Being the seat of the Mughal Empire for over two centuries has become the modern hub of Mughlai cuisine. Karim’s, one of Delhi’s most famous and well-known restaurants are located near the Jama Masjid. The famous Gali Paranthe Wali and Ghantewala halwai are also situated here. In fact, Paranthe Wali Gali is still being run by the 6th generation of the original creators from 1876!
Street food is a rage here. Chandni Chowk and Chawri Bazaar areas have many street joints that sell spicy chaat (tangy and spicy snacks).
The Clothes & Indian Ethnic Fashion
The history of clothing in India dates back to ancient times, yet fashion is a new industry. Post-independence saw a revival of the Indian Ethnic Fashion and Old Delhi is a hub for that in reflection and in principle. While the shops of Chandni Chowk and Chawri Bazar are known for seamless imitations of designer wear, there’s a big section of original ‘Delhi Designs’ too. These are usually based on the Mughlai styles of grand clothing ranging from anarkalis to fusion jackets. I definitely recommend exploring this market for a fashion purview of Indian Ethnic beyond the ‘saari’. Not saying that you can’t find those here, too!
My Recommendation as a traveler is to submerge yourself in the beauty, layers of history, and the amazing food this area has to offer. If you want your overall Delhi experience to be authentic, these are your “things to do”. This area is best traveled with a local. From the point of view of experience as well as safety. I suggest taking 2 or 3 days from your schedule just to go around in Old Delhi, however, if you’re too pressed on time, 36 hours is good to cover most of it, too.
I’ll be doing a part two on the New Delhi or maybe not all. What do you think?

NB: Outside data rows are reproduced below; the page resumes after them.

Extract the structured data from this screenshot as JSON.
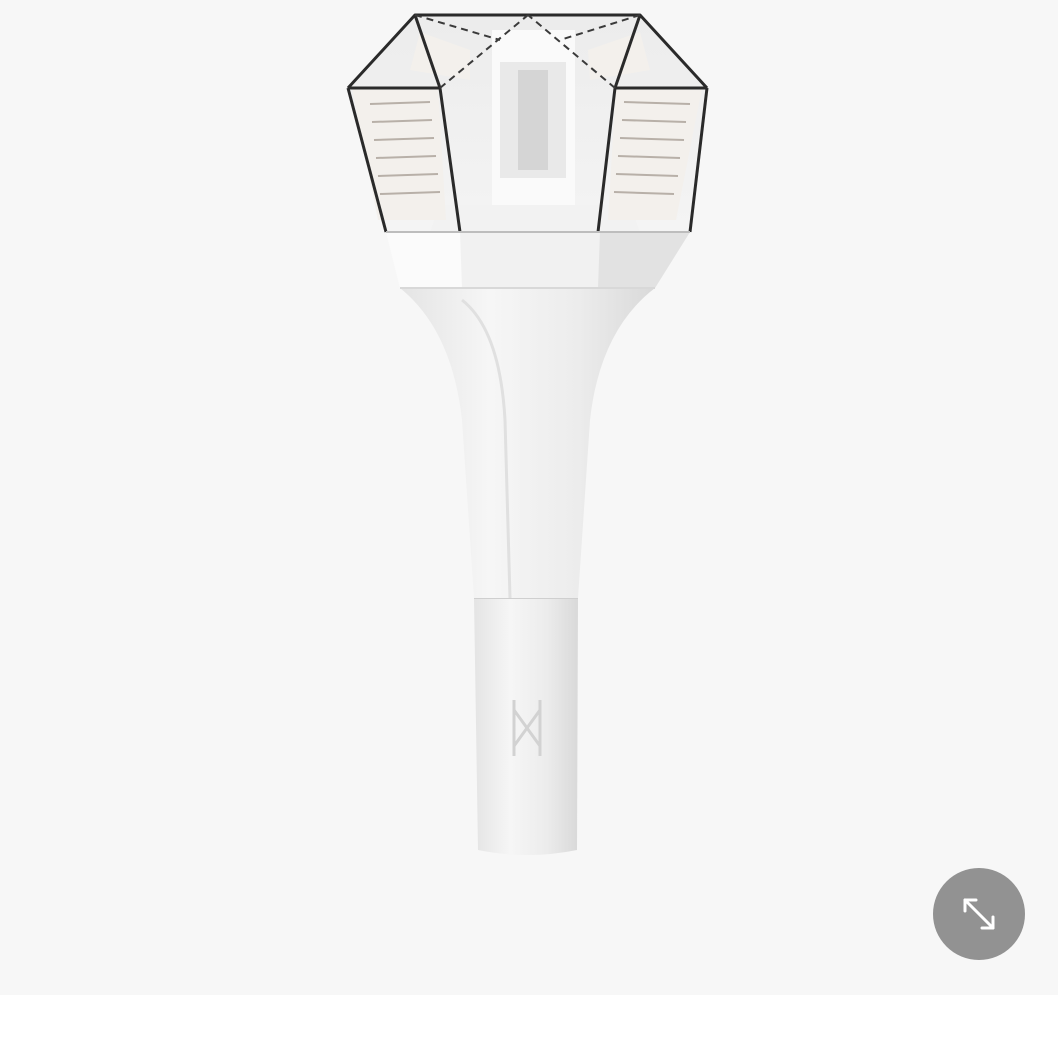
{
  "product": {
    "title": "",
    "image": {
      "subject": "lightstick",
      "colors": {
        "background": "#f7f7f7",
        "body": "#eeeeee",
        "body_shadow": "#dcdcdc",
        "crystal_frame": "#2a2a2a"
      }
    }
  },
  "controls": {
    "expand_icon": "expand-arrows-icon",
    "expand_button_color": "#8c8c8c"
  }
}
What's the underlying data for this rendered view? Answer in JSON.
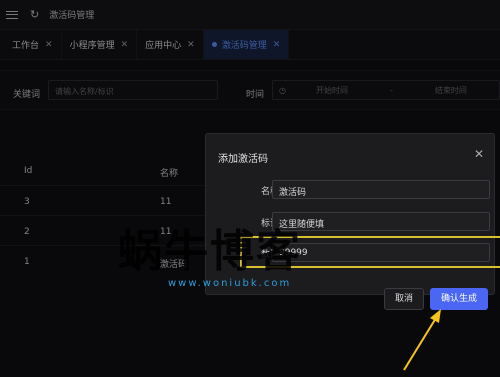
{
  "header": {
    "breadcrumb": "激活码管理"
  },
  "tabs": [
    {
      "label": "工作台"
    },
    {
      "label": "小程序管理"
    },
    {
      "label": "应用中心"
    },
    {
      "label": "激活码管理",
      "active": true
    }
  ],
  "filters": {
    "keyword_label": "关键词",
    "keyword_placeholder": "请输入名称/标识",
    "time_label": "时间",
    "start_placeholder": "开始时间",
    "separator": "-",
    "end_placeholder": "结束时间"
  },
  "table": {
    "headers": [
      "Id",
      "名称"
    ],
    "rows": [
      {
        "id": "3",
        "name": "11"
      },
      {
        "id": "2",
        "name": "11"
      },
      {
        "id": "1",
        "name": "激活码"
      }
    ]
  },
  "modal": {
    "title": "添加激活码",
    "fields": [
      {
        "label": "名称:",
        "value": "激活码"
      },
      {
        "label": "标识:",
        "value": "这里随便填"
      },
      {
        "label": "数量:",
        "value": "99999"
      }
    ],
    "cancel_label": "取消",
    "confirm_label": "确认生成"
  },
  "watermark": {
    "text": "蜗牛博客",
    "url": "www.woniubk.com"
  },
  "colors": {
    "accent": "#4a66f2",
    "highlight": "#d6c02c",
    "annotation_arrow": "#f5c518"
  }
}
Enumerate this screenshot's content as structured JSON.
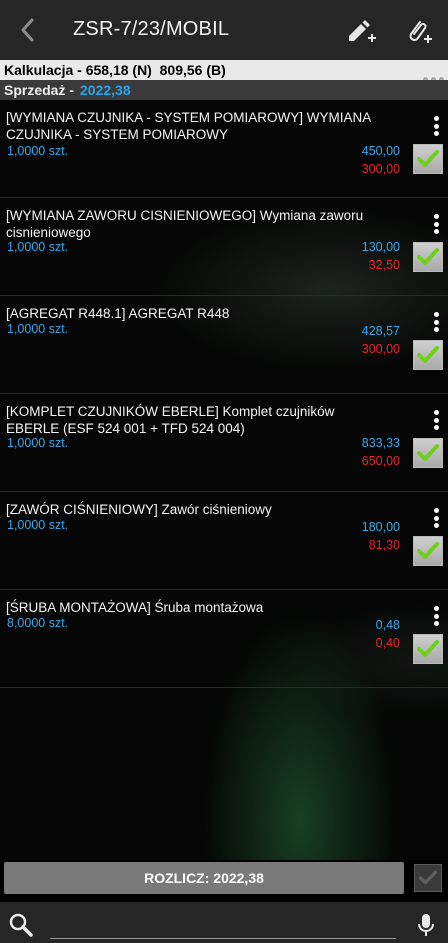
{
  "header": {
    "title": "ZSR-7/23/MOBIL",
    "back_icon": "chevron-left-icon",
    "actions": [
      "edit-add-icon",
      "attachment-add-icon"
    ]
  },
  "summary": {
    "calc_label": "Kalkulacja - 658,18 (N)  809,56 (B)",
    "sale_label": "Sprzedaż -",
    "sale_value": "2022,38"
  },
  "items": [
    {
      "name": "[WYMIANA CZUJNIKA - SYSTEM POMIAROWY] WYMIANA CZUJNIKA - SYSTEM POMIAROWY",
      "qty": "1,0000 szt.",
      "price": "450,00",
      "cost": "300,00",
      "checked": true
    },
    {
      "name": "[WYMIANA ZAWORU CISNIENIOWEGO] Wymiana zaworu cisnieniowego",
      "qty": "1,0000 szt.",
      "price": "130,00",
      "cost": "32,50",
      "checked": true
    },
    {
      "name": "[AGREGAT R448.1] AGREGAT R448",
      "qty": "1,0000 szt.",
      "price": "428,57",
      "cost": "300,00",
      "checked": true
    },
    {
      "name": "[KOMPLET CZUJNIKÓW EBERLE] Komplet czujników EBERLE (ESF 524 001 + TFD 524 004)",
      "qty": "1,0000 szt.",
      "price": "833,33",
      "cost": "650,00",
      "checked": true
    },
    {
      "name": "[ZAWÓR CIŚNIENIOWY] Zawór ciśnieniowy",
      "qty": "1,0000 szt.",
      "price": "180,00",
      "cost": "81,30",
      "checked": true
    },
    {
      "name": "[ŚRUBA MONTAŻOWA] Śruba montażowa",
      "qty": "8,0000 szt.",
      "price": "0,48",
      "cost": "0,40",
      "checked": true
    }
  ],
  "footer": {
    "settle_label": "ROZLICZ: 2022,38",
    "search_placeholder": "",
    "search_icon": "search-icon",
    "mic_icon": "microphone-icon"
  },
  "colors": {
    "accent_blue": "#29a3e6",
    "cost_red": "#e8262c",
    "check_green": "#6fcf1f"
  }
}
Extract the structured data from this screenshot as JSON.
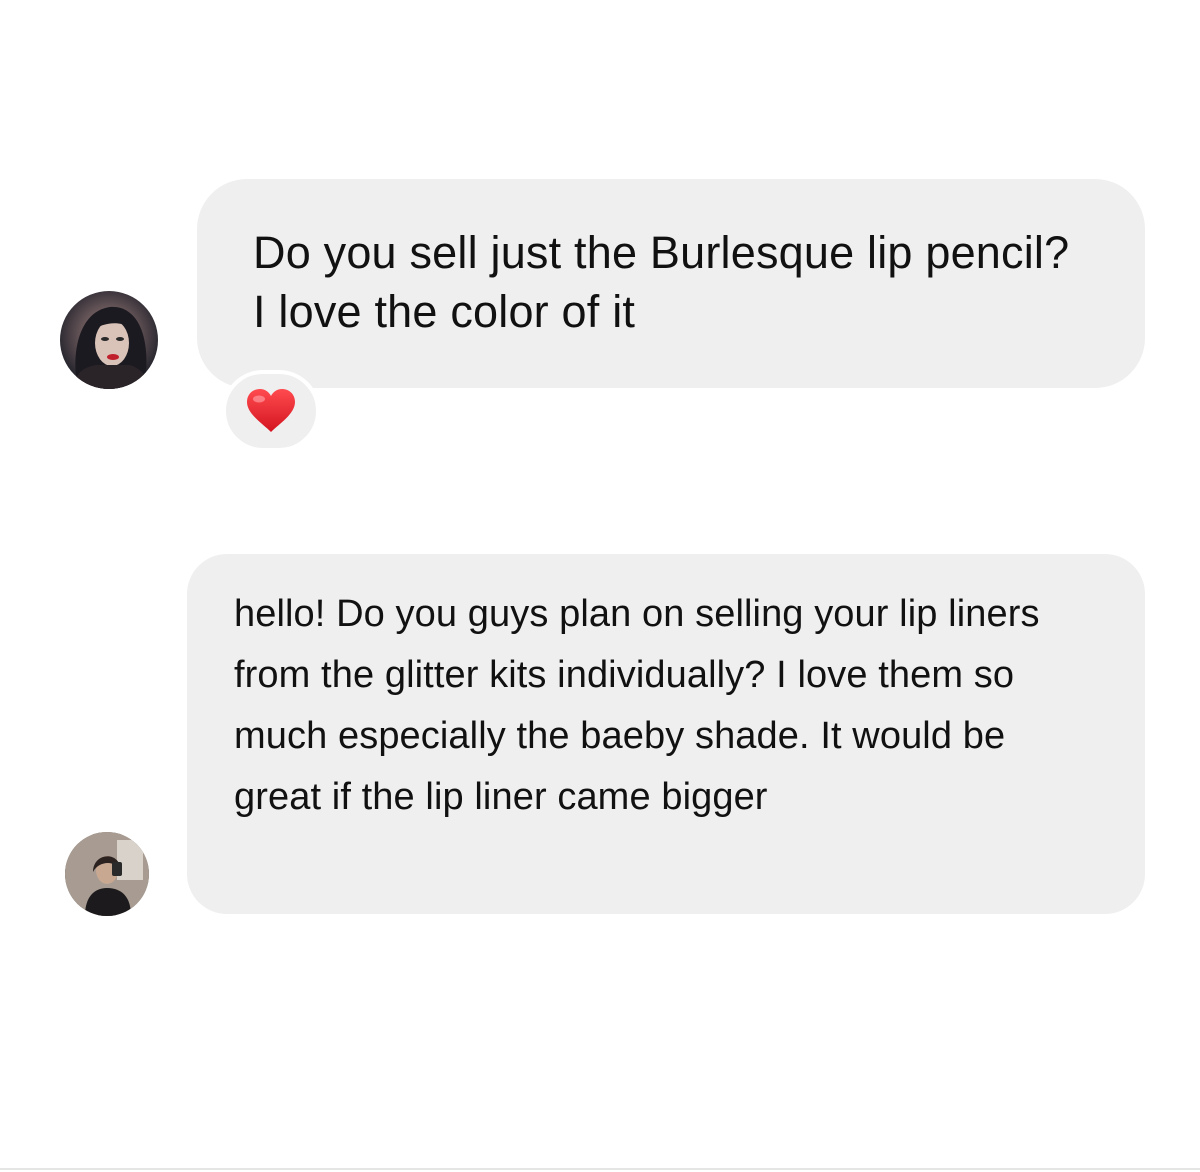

Share it in the comments below and we’ll know where to take it. For more my Travel in Style adventures, keep following ERTSY. Till then, keep exploring!